This style of spread will profit when the stock price moves down and will lose when the stock price moves up. There are some great advantages to using this style of position compared to just shorting the stock. First, this style of spread has limited risk. You can not lose more than you paid for the spread no matter what happens. If a takeover occurs or a surprise announcement suddenly boosts the stock price, the total amount you can lose will not exceed the cost of the spread.
In addition, the amount of capital tied up for holding the position is far less than when shorting the stock. This allows for a much better return on capital and therefore more efficient use of capital.
The downside with this style of spread is the total profit potential is limited at the point of the short strike. However, based on my experience, a forced exit point for profit does provide a great advantage. The motivation for closing the trade once the max profit is realized is high and therefore reinforces the proper behavior of taking profits and moving on to the next trade.
In regards to determining the risk defense point and the profit targets, the rules we use for any directional trades can be followed. For more details, review previous Profit Talk issues that cover directional trading. They can be located on the e-letter archive page under the “directional trading” category. If the risk defense point is reached, the stock neutralization technique covered in the 02/20/2017 edition of Profit Talk called “Directional Trading Essentials” can be used.
The main takeaways regarding bearish positions are:
First, bearish strategies derive profit in the opposite way from bullish, they profit when prices fall.
Second, the main advantage is due to the ability to trade both sides of the market allowing an investor to profit in falling markets and or hedge positions. Plus, the practice opens up opportunities for pairs trading.
Third, the disadvantages or risks involved beyond the directional move against the position that can occur, are takeover risk and dividend risk.
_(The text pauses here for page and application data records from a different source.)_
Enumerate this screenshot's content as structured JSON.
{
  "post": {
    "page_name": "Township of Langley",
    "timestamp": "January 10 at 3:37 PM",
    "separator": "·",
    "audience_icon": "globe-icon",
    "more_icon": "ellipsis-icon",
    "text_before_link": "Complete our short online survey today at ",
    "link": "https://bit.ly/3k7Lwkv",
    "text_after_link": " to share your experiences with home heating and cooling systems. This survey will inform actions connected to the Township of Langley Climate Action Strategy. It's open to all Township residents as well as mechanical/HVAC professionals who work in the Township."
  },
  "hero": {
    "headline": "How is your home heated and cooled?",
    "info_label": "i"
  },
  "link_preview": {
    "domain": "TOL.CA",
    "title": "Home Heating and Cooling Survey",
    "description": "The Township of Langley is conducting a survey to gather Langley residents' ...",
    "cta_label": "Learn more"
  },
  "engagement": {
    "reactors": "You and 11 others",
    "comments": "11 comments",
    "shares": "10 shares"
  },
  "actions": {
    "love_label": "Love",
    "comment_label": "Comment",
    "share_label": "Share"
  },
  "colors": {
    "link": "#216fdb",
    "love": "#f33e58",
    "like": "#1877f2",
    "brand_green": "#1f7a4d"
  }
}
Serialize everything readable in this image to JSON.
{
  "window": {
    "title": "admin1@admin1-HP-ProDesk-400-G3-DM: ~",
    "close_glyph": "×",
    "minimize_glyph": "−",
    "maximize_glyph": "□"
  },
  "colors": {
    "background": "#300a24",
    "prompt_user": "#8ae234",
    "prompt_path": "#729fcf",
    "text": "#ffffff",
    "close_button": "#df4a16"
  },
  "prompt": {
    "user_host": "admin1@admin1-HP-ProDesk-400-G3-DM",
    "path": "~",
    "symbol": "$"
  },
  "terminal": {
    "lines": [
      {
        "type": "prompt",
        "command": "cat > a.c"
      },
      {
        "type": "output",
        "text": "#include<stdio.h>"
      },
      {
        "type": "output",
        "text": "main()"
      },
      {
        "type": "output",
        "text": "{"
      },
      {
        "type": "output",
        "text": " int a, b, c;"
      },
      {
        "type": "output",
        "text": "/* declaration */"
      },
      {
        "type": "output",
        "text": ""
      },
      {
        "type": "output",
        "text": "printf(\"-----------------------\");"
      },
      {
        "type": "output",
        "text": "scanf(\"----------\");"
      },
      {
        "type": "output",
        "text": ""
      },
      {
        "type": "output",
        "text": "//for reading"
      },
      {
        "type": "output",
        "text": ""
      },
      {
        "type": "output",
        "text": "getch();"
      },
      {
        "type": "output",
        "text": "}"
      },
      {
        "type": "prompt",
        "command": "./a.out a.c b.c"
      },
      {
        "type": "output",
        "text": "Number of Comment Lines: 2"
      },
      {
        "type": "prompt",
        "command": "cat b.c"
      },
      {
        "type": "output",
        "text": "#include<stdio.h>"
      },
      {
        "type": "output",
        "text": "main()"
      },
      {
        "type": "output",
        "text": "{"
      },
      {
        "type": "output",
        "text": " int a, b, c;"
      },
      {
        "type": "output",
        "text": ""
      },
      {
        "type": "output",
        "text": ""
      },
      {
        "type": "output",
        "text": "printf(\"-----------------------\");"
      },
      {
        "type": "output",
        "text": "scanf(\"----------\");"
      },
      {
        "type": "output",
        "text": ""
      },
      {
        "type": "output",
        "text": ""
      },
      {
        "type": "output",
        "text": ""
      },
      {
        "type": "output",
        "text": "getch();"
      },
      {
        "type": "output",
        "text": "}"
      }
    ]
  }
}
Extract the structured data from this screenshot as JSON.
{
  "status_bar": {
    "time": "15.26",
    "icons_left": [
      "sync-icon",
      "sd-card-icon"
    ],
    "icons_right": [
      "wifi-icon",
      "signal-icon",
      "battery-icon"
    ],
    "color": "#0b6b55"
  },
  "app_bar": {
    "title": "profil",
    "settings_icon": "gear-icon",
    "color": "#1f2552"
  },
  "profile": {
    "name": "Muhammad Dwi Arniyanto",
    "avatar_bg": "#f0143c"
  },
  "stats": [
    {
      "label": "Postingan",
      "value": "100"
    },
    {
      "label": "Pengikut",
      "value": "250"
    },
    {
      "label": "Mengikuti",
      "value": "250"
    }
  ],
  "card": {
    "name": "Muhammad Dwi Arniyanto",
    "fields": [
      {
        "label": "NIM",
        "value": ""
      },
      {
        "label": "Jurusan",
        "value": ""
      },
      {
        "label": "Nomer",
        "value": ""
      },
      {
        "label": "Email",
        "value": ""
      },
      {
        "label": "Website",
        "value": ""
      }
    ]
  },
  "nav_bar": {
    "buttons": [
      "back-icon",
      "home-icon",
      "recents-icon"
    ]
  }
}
Make sure to manage these risks accordingly.
Last week the Federal Reserve made their much anticipated announcements regarding interest rates. The outcome was as expected, which was a ¼% rise in the Fed Funds Rate. The equity markets reacted strongly to the upside with this news. However, since the announcement and subsequent reaction, the broad markets have traded sideways for the most part and have given back some of the upside movement. This sideways action has brought price into the bullish trend trading zone for the S&P as represented by the ETF ticker SPY. I would normally say entry here for a bullish trend trade is perfectly acceptable, I avoid entry when the outer bands on the Bollinger bands have contracted like this. (Figure 2)
The high impact reports due out this week include:
Wednesday 3/22 - Crude Oil Inventories are released at 10:30 am eastern
Thursday 3/23 - Unemployment claims at 8:30 am easter and Fed Chair Janet Yellen scheduled to speak at 8:45 am
Friday 3/24 - The Core Durable Goods orders reports will be released at 8:30 am eastern
I hope this has been helpful for you. If you have any questions or comments, please leave them below or reach out on social media. You can also email me directly with any questions or comments at email@example.com.
Thank you so much for being a Profit Talk subscriber. I look forward to joining you for next week’s edition of Profit Talk. Until next time keep trading and investing the Profit Effect way proven, consistent and stress free, just the way trading is supposed to be.